What does a flashing check engine light mean?
A flashing check engine light means your
engine is experiencing a misfire problem that is serious enough to cause substantial, costly and permanent damage to your catalytic converter(s). Replacing a melted catalytic converter can easily cost you $1,000 to $3,000.
A check engine light usually comes on due to the failure of an emissions related sensor or component. But it can also come on to alert you to a problem with your antilock brake system (ABS), stability control or transmission (although a fault in those systems would also light a secondary warning light).
Can you continue driving with a solid check engine light?
As long as the vehicle is running smoothly and you’re not detecting acceleration, bucking, or stalling problems, you can continue driving until you can get it into a shop. If your vehicle does have performance issues, keep driving but book a service appointment as soon as possible.
What to do if you have a flashing check engine light
1) Lighten up on the accelerator to see if the flashing stops. If it does and you can get to a shop safely at the slower speed, drive to a shop and leave the vehicle there. Call a friend, Uber or Lyft to get home.
2) If the check engine light continues to flash even after you’ve back off the accelerator, you’ll have to get it towed to a shop. Pull over to a safe place, turn on your hazard flashers and call a tow truck. If you’re on the highway, slow down and get off on the nearest exit. Then call a tow truck.
How does a flashing check engine light misfire damage a catalytic converter?
When a cylinder misfires, unburned fuel enters the catalytic converter. The catalytic converter’s job is to incinerate excess fuel to keep emissions low. During a prolonged misfire cycle the temperature inside the catalytic reaction can rise from around a normal 400°F to over a destructive 2,500°. That high temperature causes the ceramic grid to melt. Once the ceramic grid melts, the converter is totally destroyed and must be replaced.
Worse yet, many newer vehicles have multiple catalytic converters. If you keep driving with a flashing check engine light, you could easily boost your repair bill by several thousand dollars. Think about this: If an ignition coil fails and causes a flashing check engine light, the tow, diagnostic fee, and coil replacement will cost around $500. If you keep driving and damage the catalytic converter(s), your repair bill will be $500 plus an additional $1,200 to $2,500 for the damaged catalytic converter(s).

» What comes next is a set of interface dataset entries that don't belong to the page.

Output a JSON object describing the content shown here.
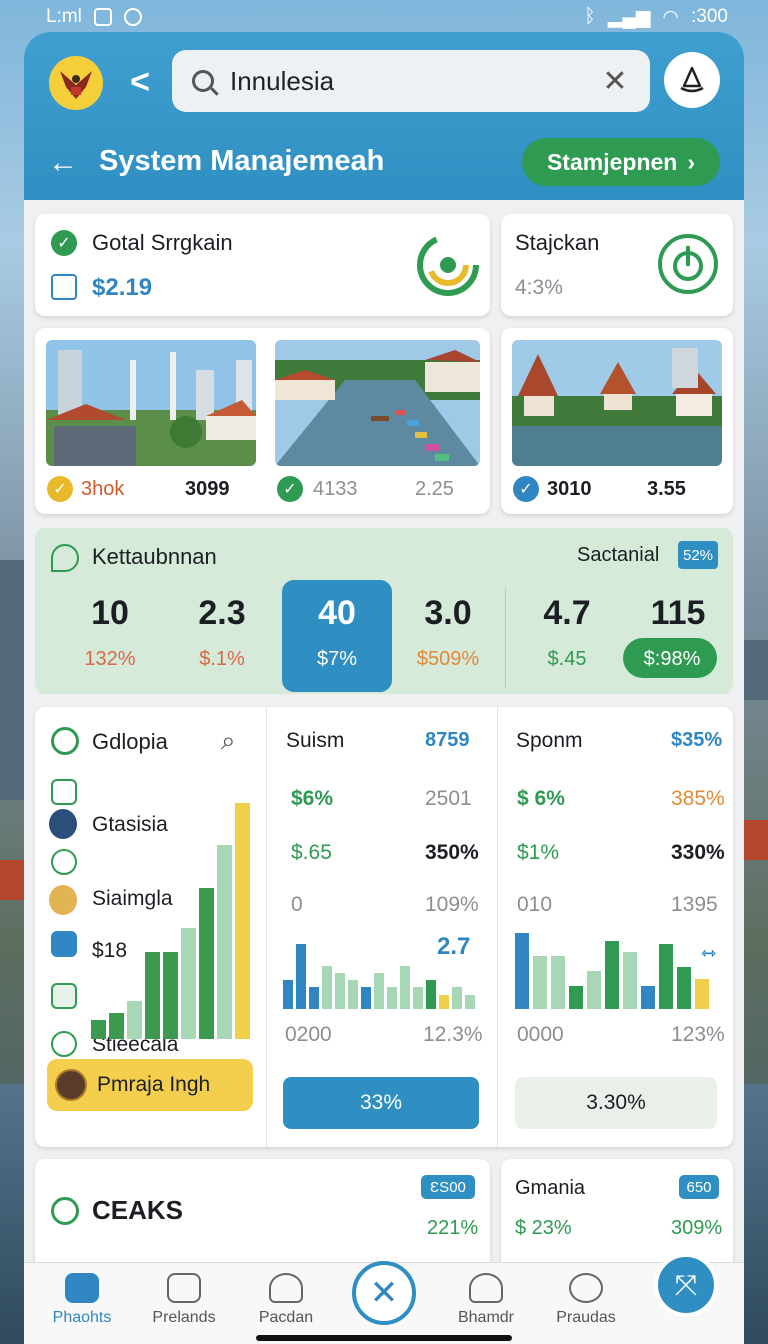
{
  "status_bar": {
    "left": "L:ml",
    "right": ":300"
  },
  "search": {
    "value": "Innulesia"
  },
  "header": {
    "title": "System Manajemeah",
    "primary_button": "Stamjepnen"
  },
  "card_total": {
    "title": "Gotal Srrgkain",
    "value": "$2.19"
  },
  "card_status": {
    "title": "Stajckan",
    "value": "4:3%"
  },
  "photos": [
    {
      "left_label": "3hok",
      "right_label": "3099"
    },
    {
      "left_label": "4133",
      "right_label": "2.25"
    },
    {
      "left_label": "3010",
      "right_label": "3.55"
    }
  ],
  "stats": {
    "title": "Kettaubnnan",
    "right_title": "Sactanial",
    "right_badge": "52%",
    "items": [
      {
        "value": "10",
        "sub": "132%",
        "sub_color": "#d9694a"
      },
      {
        "value": "2.3",
        "sub": "$.1%",
        "sub_color": "#d9694a"
      },
      {
        "value": "40",
        "sub": "$7%",
        "sub_color": "#ffffff"
      },
      {
        "value": "3.0",
        "sub": "$509%",
        "sub_color": "#e08a3a"
      },
      {
        "value": "4.7",
        "sub": "$.45",
        "sub_color": "#2e9a52"
      },
      {
        "value": "115",
        "sub": "$:98%",
        "sub_color": "#ffffff"
      }
    ]
  },
  "panel_left": {
    "title": "Gdlopia",
    "items": [
      "Gtasisia",
      "Siaimgla",
      "$18",
      "Stieecala"
    ],
    "bars": [
      0.08,
      0.11,
      0.16,
      0.37,
      0.37,
      0.47,
      0.64,
      0.82,
      1.0
    ],
    "footer": "Pmraja Ingh"
  },
  "panel_mid": {
    "title": "Suism",
    "title_value": "8759",
    "rows": [
      {
        "a": "$6%",
        "b": "2501"
      },
      {
        "a": "$.65",
        "b": "350%"
      },
      {
        "a": "0",
        "b": "109%"
      }
    ],
    "highlight": "2.7",
    "axis_left": "0200",
    "axis_right": "12.3%",
    "button": "33%",
    "bars": [
      0.4,
      0.9,
      0.3,
      0.6,
      0.5,
      0.4,
      0.3,
      0.5,
      0.3,
      0.6,
      0.3,
      0.4,
      0.2,
      0.3,
      0.2
    ]
  },
  "panel_right": {
    "title": "Sрonm",
    "title_value": "$35%",
    "rows": [
      {
        "a": "$ 6%",
        "b": "385%"
      },
      {
        "a": "$1%",
        "b": "330%"
      },
      {
        "a": "010",
        "b": "1395"
      }
    ],
    "axis_left": "0000",
    "axis_right": "123%",
    "button": "3.30%",
    "bars": [
      1.0,
      0.7,
      0.7,
      0.3,
      0.5,
      0.9,
      0.75,
      0.3,
      0.85,
      0.55,
      0.4
    ]
  },
  "card_bottom_left": {
    "title": "CEAKS",
    "badge": "ƐS00",
    "value": "221%"
  },
  "card_bottom_right": {
    "title": "Gmania",
    "badge": "650",
    "left": "$ 23%",
    "right": "309%"
  },
  "nav": [
    "Phaohts",
    "Prelands",
    "Pacdan",
    "Bhamdr",
    "Praudas"
  ]
}
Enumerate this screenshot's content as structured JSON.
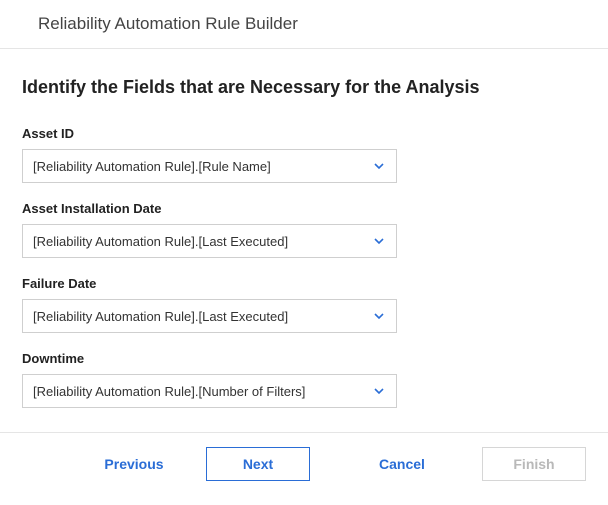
{
  "header": {
    "title": "Reliability Automation Rule Builder"
  },
  "step": {
    "title": "Identify the Fields that are Necessary for the Analysis"
  },
  "fields": [
    {
      "label": "Asset ID",
      "value": "[Reliability Automation Rule].[Rule Name]"
    },
    {
      "label": "Asset Installation Date",
      "value": "[Reliability Automation Rule].[Last Executed]"
    },
    {
      "label": "Failure Date",
      "value": "[Reliability Automation Rule].[Last Executed]"
    },
    {
      "label": "Downtime",
      "value": "[Reliability Automation Rule].[Number of Filters]"
    }
  ],
  "buttons": {
    "previous": "Previous",
    "next": "Next",
    "cancel": "Cancel",
    "finish": "Finish"
  },
  "colors": {
    "accent": "#2a6dd6"
  }
}
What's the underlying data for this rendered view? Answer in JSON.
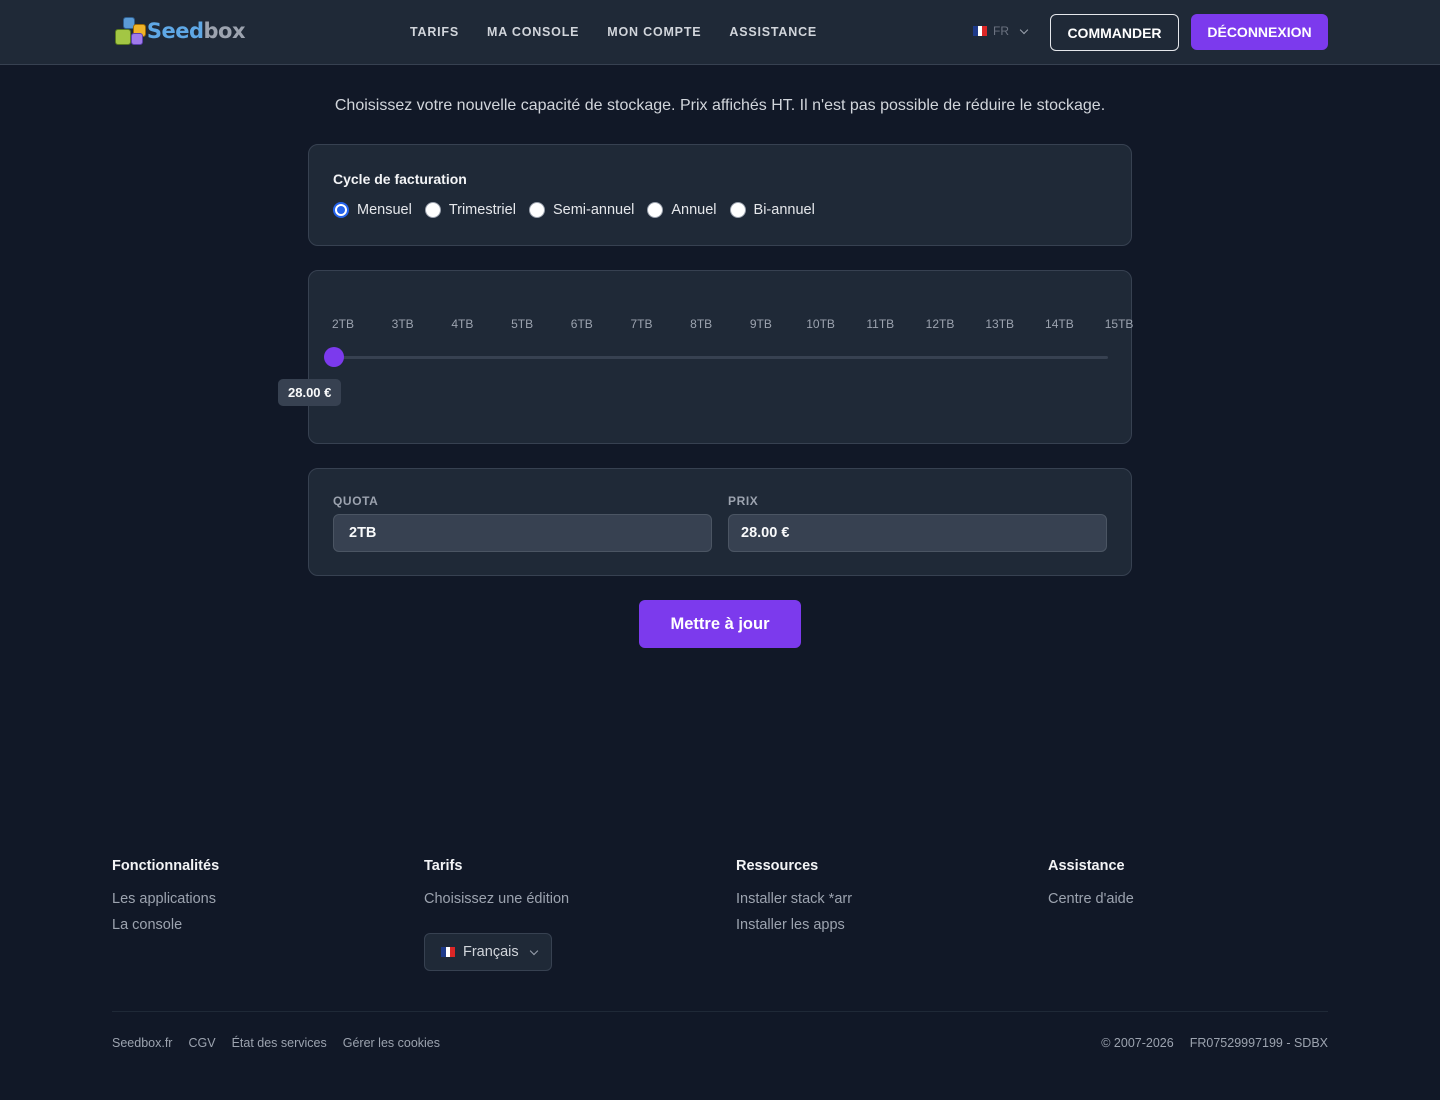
{
  "header": {
    "brand_part1": "Seed",
    "brand_part2": "box",
    "nav": [
      "TARIFS",
      "MA CONSOLE",
      "MON COMPTE",
      "ASSISTANCE"
    ],
    "language": "FR",
    "order_label": "COMMANDER",
    "logout_label": "DÉCONNEXION"
  },
  "main": {
    "intro": "Choisissez votre nouvelle capacité de stockage. Prix affichés HT. Il n'est pas possible de réduire le stockage.",
    "billing": {
      "title": "Cycle de facturation",
      "options": [
        "Mensuel",
        "Trimestriel",
        "Semi-annuel",
        "Annuel",
        "Bi-annuel"
      ],
      "selected": "Mensuel"
    },
    "slider": {
      "ticks": [
        "2TB",
        "3TB",
        "4TB",
        "5TB",
        "6TB",
        "7TB",
        "8TB",
        "9TB",
        "10TB",
        "11TB",
        "12TB",
        "13TB",
        "14TB",
        "15TB"
      ],
      "value": "2TB",
      "tooltip": "28.00 €"
    },
    "quota": {
      "label": "QUOTA",
      "value": "2TB"
    },
    "price": {
      "label": "PRIX",
      "value": "28.00 €"
    },
    "update_label": "Mettre à jour"
  },
  "footer": {
    "columns": [
      {
        "title": "Fonctionnalités",
        "links": [
          "Les applications",
          "La console"
        ]
      },
      {
        "title": "Tarifs",
        "links": [
          "Choisissez une édition"
        ]
      },
      {
        "title": "Ressources",
        "links": [
          "Installer stack *arr",
          "Installer les apps"
        ]
      },
      {
        "title": "Assistance",
        "links": [
          "Centre d'aide"
        ]
      }
    ],
    "language_select": "Français",
    "bottom_links": [
      "Seedbox.fr",
      "CGV",
      "État des services",
      "Gérer les cookies"
    ],
    "copyright": "© 2007-2026",
    "company_id": "FR07529997199 - SDBX"
  },
  "colors": {
    "accent": "#7c3aed",
    "background": "#111827",
    "card": "#1f2937",
    "radio_selected": "#2563eb"
  }
}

For more information on how catalytic converters work, read this article
©, 2013 Rick MuscoplatPosted on by Rick Muscoplat